_Dataset rows describing interfaces_:
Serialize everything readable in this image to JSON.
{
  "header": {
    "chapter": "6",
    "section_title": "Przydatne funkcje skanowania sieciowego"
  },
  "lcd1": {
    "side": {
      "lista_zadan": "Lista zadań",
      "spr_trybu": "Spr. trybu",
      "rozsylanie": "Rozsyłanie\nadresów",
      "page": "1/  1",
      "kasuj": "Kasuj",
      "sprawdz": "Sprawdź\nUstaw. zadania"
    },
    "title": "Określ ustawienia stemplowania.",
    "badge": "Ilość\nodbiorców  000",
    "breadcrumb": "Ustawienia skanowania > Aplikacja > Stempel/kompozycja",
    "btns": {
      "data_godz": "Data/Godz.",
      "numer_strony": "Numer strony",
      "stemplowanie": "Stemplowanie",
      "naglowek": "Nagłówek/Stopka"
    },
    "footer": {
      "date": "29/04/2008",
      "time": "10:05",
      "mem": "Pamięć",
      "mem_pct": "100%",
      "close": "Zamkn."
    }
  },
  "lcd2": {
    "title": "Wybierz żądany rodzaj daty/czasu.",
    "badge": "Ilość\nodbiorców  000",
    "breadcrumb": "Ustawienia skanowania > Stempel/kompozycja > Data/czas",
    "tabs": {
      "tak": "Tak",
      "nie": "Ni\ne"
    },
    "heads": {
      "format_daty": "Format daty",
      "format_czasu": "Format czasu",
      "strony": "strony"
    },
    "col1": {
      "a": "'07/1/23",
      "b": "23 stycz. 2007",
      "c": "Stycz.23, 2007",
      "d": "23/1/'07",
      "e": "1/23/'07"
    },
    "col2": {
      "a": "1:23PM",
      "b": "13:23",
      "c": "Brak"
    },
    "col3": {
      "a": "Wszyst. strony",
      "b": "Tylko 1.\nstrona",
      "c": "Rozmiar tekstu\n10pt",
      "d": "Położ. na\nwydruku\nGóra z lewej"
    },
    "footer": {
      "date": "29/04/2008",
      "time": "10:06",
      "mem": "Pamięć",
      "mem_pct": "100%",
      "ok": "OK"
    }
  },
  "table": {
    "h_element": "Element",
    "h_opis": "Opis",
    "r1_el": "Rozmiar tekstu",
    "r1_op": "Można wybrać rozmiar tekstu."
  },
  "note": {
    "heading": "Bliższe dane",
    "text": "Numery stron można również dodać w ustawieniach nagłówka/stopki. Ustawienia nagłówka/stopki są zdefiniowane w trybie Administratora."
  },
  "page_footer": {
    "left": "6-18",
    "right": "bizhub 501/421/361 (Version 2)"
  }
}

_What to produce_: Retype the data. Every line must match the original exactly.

_Answer to this task_:
Serialize everything readable in this image to JSON.
{
  "header": {
    "chapter": "6",
    "section_title": "Przydatne funkcje skanowania sieciowego"
  },
  "lcd1": {
    "side": {
      "lista_zadan": "Lista zadań",
      "spr_trybu": "Spr. trybu",
      "rozsylanie": "Rozsyłanie\nadresów",
      "page": "1/  1",
      "kasuj": "Kasuj",
      "sprawdz": "Sprawdź\nUstaw. zadania"
    },
    "title": "Określ ustawienia stemplowania.",
    "badge": "Ilość\nodbiorców  000",
    "breadcrumb": "Ustawienia skanowania > Aplikacja > Stempel/kompozycja",
    "btns": {
      "data_godz": "Data/Godz.",
      "numer_strony": "Numer strony",
      "stemplowanie": "Stemplowanie",
      "naglowek": "Nagłówek/Stopka"
    },
    "footer": {
      "date": "29/04/2008",
      "time": "10:05",
      "mem": "Pamięć",
      "mem_pct": "100%",
      "close": "Zamkn."
    }
  },
  "lcd2": {
    "title": "Wybierz żądany rodzaj daty/czasu.",
    "badge": "Ilość\nodbiorców  000",
    "breadcrumb": "Ustawienia skanowania > Stempel/kompozycja > Data/czas",
    "tabs": {
      "tak": "Tak",
      "nie": "Ni\ne"
    },
    "heads": {
      "format_daty": "Format daty",
      "format_czasu": "Format czasu",
      "strony": "strony"
    },
    "col1": {
      "a": "'07/1/23",
      "b": "23 stycz. 2007",
      "c": "Stycz.23, 2007",
      "d": "23/1/'07",
      "e": "1/23/'07"
    },
    "col2": {
      "a": "1:23PM",
      "b": "13:23",
      "c": "Brak"
    },
    "col3": {
      "a": "Wszyst. strony",
      "b": "Tylko 1.\nstrona",
      "c": "Rozmiar tekstu\n10pt",
      "d": "Położ. na\nwydruku\nGóra z lewej"
    },
    "footer": {
      "date": "29/04/2008",
      "time": "10:06",
      "mem": "Pamięć",
      "mem_pct": "100%",
      "ok": "OK"
    }
  },
  "table": {
    "h_element": "Element",
    "h_opis": "Opis",
    "r1_el": "Rozmiar tekstu",
    "r1_op": "Można wybrać rozmiar tekstu."
  },
  "note": {
    "heading": "Bliższe dane",
    "text": "Numery stron można również dodać w ustawieniach nagłówka/stopki. Ustawienia nagłówka/stopki są zdefiniowane w trybie Administratora."
  },
  "page_footer": {
    "left": "6-18",
    "right": "bizhub 501/421/361 (Version 2)"
  }
}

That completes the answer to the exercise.